The Need for Targeted Demolition

February 24th, 2014

Written by Jacob Wolf, GOPC Researcher

Two recent news articles discuss Ohio legacy cities’ use of demolition programs when faced with large numbers of vacant and abandoned properties. However, the articles also point out that demolition alone is not a complete solution for these problems.

Blighted Cities Prefer Razing to Rebuilding,” which appeared in The New York Times on Nov. 12th, provides an overview of demolition activities in Cleveland, Youngstown, and various other legacy cities nationwide. With city populations declining to fractions of what they once were, some demolition becomes necessary. For example, the average vacant house in Cleveland costs $10,000 to demolish, but it would cost $27,000 per year to maintain in hopes of a future rehabilitation.

However, with resources for demolition limited, cities must prioritize and target their demolition activities to make the maximum impact. Case in point, a recent report by BCT Partners—a firm that works with HUD—recommended a better focus for Youngstown’s demolition. The report’s findings are explained in “Firm urges Youngstown to focus on healthier neighborhoods,” published in the Youngstown Vindicator on Nov. 25th. “If Youngstown is to survive as a residential location,” states the report, “it must shift focus from prioritizing those areas with severe blight to stabilizing healthier neighborhoods and retaining the existing population.”
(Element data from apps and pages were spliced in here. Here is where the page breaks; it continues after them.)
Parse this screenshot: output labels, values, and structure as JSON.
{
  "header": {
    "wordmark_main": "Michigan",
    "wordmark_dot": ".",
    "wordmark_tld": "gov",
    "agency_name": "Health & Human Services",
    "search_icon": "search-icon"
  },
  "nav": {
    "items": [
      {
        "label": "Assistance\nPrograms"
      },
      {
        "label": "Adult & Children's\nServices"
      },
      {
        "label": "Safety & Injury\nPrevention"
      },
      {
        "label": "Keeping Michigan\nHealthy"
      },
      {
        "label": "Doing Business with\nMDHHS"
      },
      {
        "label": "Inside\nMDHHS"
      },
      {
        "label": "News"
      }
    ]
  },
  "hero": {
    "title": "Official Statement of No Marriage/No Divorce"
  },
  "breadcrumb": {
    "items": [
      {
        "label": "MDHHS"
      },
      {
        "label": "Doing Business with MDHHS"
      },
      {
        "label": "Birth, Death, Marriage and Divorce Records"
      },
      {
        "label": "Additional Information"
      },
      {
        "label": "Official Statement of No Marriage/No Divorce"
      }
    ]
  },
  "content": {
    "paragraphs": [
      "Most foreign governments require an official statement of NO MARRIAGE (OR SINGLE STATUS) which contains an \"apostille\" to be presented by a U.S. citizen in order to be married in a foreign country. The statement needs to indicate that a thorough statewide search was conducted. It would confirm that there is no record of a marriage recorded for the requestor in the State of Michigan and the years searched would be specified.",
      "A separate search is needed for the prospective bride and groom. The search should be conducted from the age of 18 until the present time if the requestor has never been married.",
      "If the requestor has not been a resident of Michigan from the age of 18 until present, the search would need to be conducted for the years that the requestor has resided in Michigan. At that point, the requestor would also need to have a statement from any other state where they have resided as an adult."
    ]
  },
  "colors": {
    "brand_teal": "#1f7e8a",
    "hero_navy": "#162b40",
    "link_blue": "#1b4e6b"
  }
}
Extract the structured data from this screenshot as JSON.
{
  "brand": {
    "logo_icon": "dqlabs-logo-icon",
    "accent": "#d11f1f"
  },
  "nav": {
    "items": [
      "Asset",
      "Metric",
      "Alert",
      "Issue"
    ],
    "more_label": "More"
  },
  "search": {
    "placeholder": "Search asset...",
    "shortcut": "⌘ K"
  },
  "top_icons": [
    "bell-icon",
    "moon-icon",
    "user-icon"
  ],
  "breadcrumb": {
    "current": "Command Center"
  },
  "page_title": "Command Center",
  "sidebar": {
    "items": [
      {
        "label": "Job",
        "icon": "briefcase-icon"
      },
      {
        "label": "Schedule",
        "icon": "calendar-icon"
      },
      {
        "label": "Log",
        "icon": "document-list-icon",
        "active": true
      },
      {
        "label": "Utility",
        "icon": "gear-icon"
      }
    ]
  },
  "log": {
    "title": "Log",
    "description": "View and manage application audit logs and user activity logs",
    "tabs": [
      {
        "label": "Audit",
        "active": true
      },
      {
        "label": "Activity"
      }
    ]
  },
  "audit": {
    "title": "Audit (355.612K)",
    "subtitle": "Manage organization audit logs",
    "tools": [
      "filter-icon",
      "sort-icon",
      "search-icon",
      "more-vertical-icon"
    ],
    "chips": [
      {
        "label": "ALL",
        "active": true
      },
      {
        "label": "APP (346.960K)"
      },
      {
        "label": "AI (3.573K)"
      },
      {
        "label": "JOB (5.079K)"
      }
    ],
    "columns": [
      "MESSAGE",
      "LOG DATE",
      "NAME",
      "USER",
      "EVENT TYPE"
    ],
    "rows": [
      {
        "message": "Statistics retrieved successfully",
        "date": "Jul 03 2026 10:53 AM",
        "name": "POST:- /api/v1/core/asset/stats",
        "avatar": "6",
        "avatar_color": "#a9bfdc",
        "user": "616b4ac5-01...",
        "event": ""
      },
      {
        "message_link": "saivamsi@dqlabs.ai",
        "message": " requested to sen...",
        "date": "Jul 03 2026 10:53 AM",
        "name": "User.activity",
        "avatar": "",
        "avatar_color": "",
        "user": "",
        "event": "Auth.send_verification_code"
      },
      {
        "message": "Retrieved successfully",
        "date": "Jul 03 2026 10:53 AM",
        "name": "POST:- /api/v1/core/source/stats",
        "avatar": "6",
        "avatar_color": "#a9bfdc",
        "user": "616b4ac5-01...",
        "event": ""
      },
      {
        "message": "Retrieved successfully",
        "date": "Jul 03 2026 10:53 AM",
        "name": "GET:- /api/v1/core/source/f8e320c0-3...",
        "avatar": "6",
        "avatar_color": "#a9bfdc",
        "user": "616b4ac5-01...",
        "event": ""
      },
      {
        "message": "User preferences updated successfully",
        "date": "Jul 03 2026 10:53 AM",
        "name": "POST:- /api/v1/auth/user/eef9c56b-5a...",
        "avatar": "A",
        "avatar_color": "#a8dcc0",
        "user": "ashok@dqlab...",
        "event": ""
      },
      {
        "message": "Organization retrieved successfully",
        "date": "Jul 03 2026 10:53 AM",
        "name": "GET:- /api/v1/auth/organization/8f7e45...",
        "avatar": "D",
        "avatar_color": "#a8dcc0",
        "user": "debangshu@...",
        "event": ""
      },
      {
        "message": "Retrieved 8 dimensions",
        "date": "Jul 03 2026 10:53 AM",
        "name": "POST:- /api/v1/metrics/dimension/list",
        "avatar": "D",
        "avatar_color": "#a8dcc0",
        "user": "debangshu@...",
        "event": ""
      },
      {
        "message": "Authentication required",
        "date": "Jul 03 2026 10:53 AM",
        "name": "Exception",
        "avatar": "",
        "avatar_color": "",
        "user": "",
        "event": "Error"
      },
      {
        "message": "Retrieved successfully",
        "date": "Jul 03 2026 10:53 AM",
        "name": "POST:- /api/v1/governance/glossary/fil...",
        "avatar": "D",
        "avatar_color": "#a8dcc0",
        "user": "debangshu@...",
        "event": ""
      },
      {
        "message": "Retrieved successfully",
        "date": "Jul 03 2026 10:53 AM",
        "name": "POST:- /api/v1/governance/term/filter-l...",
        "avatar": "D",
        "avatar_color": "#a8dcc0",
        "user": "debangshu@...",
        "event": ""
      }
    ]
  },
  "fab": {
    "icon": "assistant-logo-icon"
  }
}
Youngstown officials say the city had been prioritizing demolition in the most blighted neighborhoods, because those houses cost the least to demolish. They also said EPA regulations and the requirements of the Strong Cities Strong Communities (SC2) program, which funded the demolitions, necessitated this more “scattershot” approach. While Youngstown has demolished more than 2,600 structures since 2006, more than 4,000 remain in the city. The focus of Youngstown going forward should shift to prioritizing the “quality” of demolitions over the “quantity,” and other cities should follow this lead.